• What you will do: Leave every image out, and return the rest of the data word for word.

____

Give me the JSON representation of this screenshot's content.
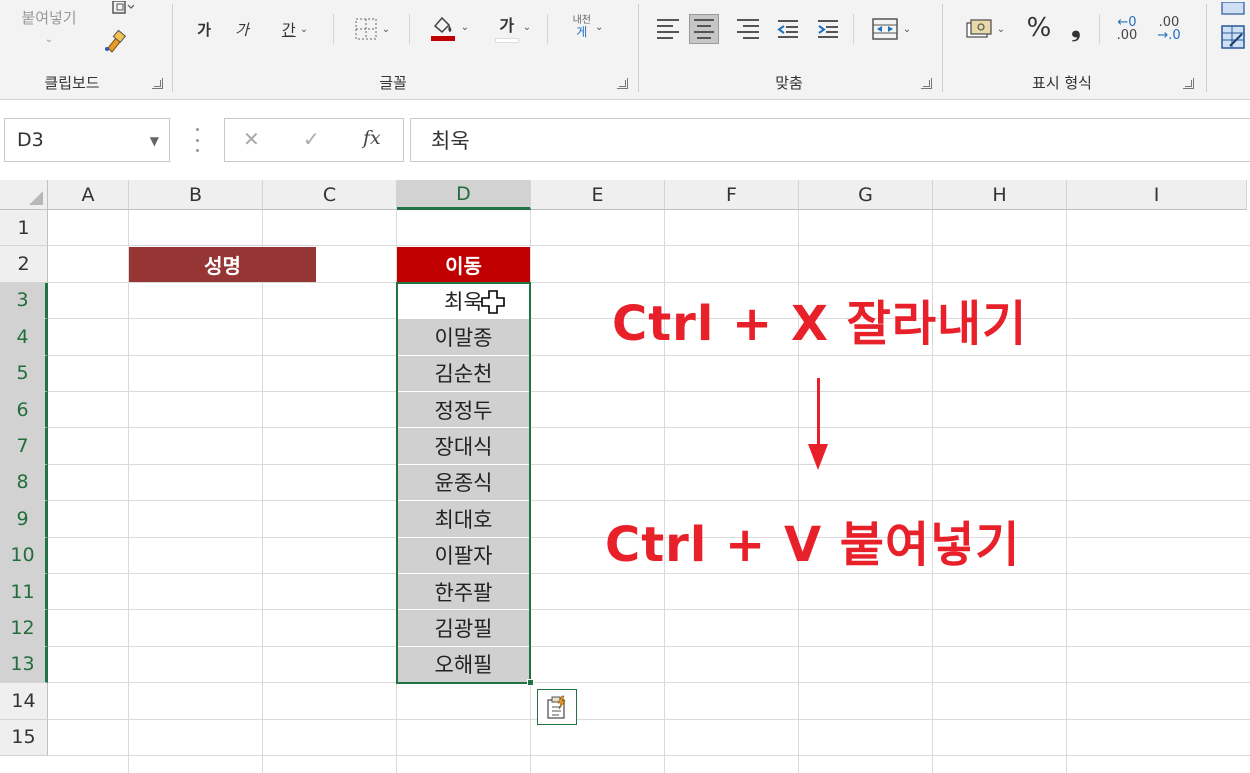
{
  "ribbon": {
    "clipboard": {
      "paste_label": "붙여넣기",
      "group_label": "클립보드"
    },
    "font": {
      "bold_label": "가",
      "italic_label": "가",
      "underline_label": "간",
      "font_color_label": "가",
      "wrap_label_top": "내천",
      "wrap_label_bottom": "게",
      "group_label": "글꼴"
    },
    "alignment": {
      "group_label": "맞춤"
    },
    "number": {
      "percent_label": "%",
      "comma_label": "❟",
      "inc_decimal_top": "←0",
      "inc_decimal_bottom": ".00",
      "dec_decimal_top": ".00",
      "dec_decimal_bottom": "→.0",
      "group_label": "표시 형식"
    }
  },
  "formula_bar": {
    "name_box": "D3",
    "fx_label": "fx",
    "cancel_label": "✕",
    "enter_label": "✓",
    "formula_value": "최욱"
  },
  "grid": {
    "columns": [
      "A",
      "B",
      "C",
      "D",
      "E",
      "F",
      "G",
      "H",
      "I"
    ],
    "active_column": "D",
    "rows": [
      "1",
      "2",
      "3",
      "4",
      "5",
      "6",
      "7",
      "8",
      "9",
      "10",
      "11",
      "12",
      "13",
      "14",
      "15"
    ],
    "active_rows_range": [
      "3",
      "13"
    ],
    "b2_header": "성명",
    "d2_header": "이동",
    "d3": "최욱",
    "d_values": [
      "이말종",
      "김순천",
      "정정두",
      "장대식",
      "윤종식",
      "최대호",
      "이팔자",
      "한주팔",
      "김광필",
      "오해필"
    ],
    "b2_color": "#963634",
    "d2_color": "#c00000"
  },
  "annotations": {
    "cut": "Ctrl + X 잘라내기",
    "paste": "Ctrl + V 붙여넣기",
    "color": "#e8202a"
  },
  "icons": {
    "format_painter": "format-painter-icon",
    "borders": "borders-icon",
    "fill_color": "fill-color-icon",
    "merge_center": "merge-center-icon",
    "currency": "currency-icon",
    "paste_options": "paste-options-icon",
    "move_cursor": "move-cursor-icon"
  }
}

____

• Solution:
Give me the JSON representation of this screenshot's content.
{
  "ribbon": {
    "clipboard": {
      "paste_label": "붙여넣기",
      "group_label": "클립보드"
    },
    "font": {
      "bold_label": "가",
      "italic_label": "가",
      "underline_label": "간",
      "font_color_label": "가",
      "wrap_label_top": "내천",
      "wrap_label_bottom": "게",
      "group_label": "글꼴"
    },
    "alignment": {
      "group_label": "맞춤"
    },
    "number": {
      "percent_label": "%",
      "comma_label": "❟",
      "inc_decimal_top": "←0",
      "inc_decimal_bottom": ".00",
      "dec_decimal_top": ".00",
      "dec_decimal_bottom": "→.0",
      "group_label": "표시 형식"
    }
  },
  "formula_bar": {
    "name_box": "D3",
    "fx_label": "fx",
    "cancel_label": "✕",
    "enter_label": "✓",
    "formula_value": "최욱"
  },
  "grid": {
    "columns": [
      "A",
      "B",
      "C",
      "D",
      "E",
      "F",
      "G",
      "H",
      "I"
    ],
    "active_column": "D",
    "rows": [
      "1",
      "2",
      "3",
      "4",
      "5",
      "6",
      "7",
      "8",
      "9",
      "10",
      "11",
      "12",
      "13",
      "14",
      "15"
    ],
    "active_rows_range": [
      "3",
      "13"
    ],
    "b2_header": "성명",
    "d2_header": "이동",
    "d3": "최욱",
    "d_values": [
      "이말종",
      "김순천",
      "정정두",
      "장대식",
      "윤종식",
      "최대호",
      "이팔자",
      "한주팔",
      "김광필",
      "오해필"
    ],
    "b2_color": "#963634",
    "d2_color": "#c00000"
  },
  "annotations": {
    "cut": "Ctrl + X 잘라내기",
    "paste": "Ctrl + V 붙여넣기",
    "color": "#e8202a"
  },
  "icons": {
    "format_painter": "format-painter-icon",
    "borders": "borders-icon",
    "fill_color": "fill-color-icon",
    "merge_center": "merge-center-icon",
    "currency": "currency-icon",
    "paste_options": "paste-options-icon",
    "move_cursor": "move-cursor-icon"
  }
}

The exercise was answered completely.